From the records below, copy out each line that has the word "true".
....................
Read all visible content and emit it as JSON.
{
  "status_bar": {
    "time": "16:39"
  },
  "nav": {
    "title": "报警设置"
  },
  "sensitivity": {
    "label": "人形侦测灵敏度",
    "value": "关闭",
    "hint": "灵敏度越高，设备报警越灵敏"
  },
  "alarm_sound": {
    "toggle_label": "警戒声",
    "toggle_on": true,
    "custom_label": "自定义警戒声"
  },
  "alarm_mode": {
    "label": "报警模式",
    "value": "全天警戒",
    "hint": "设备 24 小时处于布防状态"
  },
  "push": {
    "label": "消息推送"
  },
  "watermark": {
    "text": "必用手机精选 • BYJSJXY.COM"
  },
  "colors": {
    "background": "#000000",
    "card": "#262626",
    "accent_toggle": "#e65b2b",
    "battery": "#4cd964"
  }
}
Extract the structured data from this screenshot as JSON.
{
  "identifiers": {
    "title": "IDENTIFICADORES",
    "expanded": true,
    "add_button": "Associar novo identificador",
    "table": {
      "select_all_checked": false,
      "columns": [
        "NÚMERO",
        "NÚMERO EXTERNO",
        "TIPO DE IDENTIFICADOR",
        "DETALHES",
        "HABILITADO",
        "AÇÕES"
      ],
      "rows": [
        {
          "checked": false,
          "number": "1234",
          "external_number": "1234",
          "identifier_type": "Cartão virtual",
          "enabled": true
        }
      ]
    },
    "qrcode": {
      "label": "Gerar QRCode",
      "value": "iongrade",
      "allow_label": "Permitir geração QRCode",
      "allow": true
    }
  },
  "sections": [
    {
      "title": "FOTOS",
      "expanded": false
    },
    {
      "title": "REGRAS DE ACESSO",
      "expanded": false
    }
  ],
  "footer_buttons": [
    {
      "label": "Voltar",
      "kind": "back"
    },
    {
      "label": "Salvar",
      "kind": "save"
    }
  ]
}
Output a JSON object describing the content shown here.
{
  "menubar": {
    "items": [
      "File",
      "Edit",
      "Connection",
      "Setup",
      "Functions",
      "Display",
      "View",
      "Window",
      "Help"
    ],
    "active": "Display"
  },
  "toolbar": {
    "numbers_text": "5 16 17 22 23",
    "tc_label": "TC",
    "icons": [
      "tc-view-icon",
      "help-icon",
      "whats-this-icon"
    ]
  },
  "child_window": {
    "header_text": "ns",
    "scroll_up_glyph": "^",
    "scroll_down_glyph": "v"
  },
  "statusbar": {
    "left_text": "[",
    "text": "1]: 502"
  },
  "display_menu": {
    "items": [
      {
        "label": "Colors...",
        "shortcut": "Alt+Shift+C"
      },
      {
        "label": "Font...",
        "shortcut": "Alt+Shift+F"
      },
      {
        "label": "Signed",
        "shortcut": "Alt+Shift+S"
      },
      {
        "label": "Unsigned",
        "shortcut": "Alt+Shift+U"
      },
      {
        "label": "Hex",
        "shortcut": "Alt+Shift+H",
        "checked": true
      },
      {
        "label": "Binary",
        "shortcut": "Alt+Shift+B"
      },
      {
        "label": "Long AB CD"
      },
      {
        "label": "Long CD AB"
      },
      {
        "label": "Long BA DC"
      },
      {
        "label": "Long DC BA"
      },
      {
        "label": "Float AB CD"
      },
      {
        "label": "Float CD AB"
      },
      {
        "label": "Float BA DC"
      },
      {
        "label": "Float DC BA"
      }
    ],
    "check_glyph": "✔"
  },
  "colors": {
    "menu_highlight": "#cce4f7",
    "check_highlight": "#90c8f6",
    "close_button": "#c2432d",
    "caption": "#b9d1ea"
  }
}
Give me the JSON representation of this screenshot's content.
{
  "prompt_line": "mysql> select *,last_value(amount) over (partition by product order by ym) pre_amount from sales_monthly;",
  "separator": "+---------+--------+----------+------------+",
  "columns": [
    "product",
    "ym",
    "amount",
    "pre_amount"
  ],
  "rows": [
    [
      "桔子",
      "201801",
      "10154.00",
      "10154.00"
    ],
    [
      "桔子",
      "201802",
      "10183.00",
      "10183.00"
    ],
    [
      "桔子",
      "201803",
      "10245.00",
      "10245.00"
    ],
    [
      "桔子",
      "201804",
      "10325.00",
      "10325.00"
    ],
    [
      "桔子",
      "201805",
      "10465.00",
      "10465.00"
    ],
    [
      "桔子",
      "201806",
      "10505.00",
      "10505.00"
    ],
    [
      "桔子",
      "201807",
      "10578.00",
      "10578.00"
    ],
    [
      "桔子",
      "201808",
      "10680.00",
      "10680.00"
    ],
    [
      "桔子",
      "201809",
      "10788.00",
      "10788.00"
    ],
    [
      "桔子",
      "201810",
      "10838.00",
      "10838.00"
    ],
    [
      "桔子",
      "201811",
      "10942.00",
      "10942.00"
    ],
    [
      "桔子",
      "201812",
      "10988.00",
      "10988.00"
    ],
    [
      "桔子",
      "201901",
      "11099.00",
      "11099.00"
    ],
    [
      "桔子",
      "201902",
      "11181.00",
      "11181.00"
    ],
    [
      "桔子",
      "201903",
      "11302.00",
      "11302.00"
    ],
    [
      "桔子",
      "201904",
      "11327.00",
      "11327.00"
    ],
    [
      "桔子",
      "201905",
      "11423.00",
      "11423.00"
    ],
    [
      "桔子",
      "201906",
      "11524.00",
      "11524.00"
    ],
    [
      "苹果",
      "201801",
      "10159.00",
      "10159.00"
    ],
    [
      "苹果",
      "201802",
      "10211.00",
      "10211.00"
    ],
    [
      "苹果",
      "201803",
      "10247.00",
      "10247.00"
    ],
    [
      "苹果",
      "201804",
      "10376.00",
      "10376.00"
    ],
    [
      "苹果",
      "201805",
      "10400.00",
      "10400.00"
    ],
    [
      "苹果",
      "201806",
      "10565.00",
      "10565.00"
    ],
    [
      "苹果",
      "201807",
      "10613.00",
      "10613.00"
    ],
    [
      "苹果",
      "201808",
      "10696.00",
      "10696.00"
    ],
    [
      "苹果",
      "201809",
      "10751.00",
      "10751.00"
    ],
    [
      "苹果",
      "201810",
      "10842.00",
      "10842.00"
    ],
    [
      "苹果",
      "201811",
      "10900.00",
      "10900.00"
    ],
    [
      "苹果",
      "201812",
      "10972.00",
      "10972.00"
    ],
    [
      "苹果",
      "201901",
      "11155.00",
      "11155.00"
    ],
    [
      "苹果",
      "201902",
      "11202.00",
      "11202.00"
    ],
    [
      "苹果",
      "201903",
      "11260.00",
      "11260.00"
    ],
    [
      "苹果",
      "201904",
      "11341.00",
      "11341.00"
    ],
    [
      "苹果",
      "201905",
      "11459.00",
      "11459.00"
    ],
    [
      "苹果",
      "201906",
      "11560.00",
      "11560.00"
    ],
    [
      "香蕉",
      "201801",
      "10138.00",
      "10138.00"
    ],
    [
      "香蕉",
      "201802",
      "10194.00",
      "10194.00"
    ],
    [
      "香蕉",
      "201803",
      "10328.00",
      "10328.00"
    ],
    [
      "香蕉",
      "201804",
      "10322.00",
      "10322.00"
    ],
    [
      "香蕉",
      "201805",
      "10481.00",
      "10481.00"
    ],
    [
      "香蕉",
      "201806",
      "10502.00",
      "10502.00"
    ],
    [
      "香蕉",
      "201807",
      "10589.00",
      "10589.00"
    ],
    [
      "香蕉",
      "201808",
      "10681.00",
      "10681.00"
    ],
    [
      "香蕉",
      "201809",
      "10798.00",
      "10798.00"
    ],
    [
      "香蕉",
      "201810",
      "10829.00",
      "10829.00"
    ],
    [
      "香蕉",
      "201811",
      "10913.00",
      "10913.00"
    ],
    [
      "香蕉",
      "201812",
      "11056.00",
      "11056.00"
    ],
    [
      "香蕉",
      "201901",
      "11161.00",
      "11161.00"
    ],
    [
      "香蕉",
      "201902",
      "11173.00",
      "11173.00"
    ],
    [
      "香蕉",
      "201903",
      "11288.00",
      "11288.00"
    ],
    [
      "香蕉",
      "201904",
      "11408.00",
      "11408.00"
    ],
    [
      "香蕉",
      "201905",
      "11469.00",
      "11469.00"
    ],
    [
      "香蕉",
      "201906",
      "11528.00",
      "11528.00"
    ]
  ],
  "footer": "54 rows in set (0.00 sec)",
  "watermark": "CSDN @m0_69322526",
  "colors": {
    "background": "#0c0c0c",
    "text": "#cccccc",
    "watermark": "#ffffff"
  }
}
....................
SOLUTION TO THIS TASK:
    "toggle_on": true,
    "expanded": true,
          "enabled": true
      "allow": true
        "checked": true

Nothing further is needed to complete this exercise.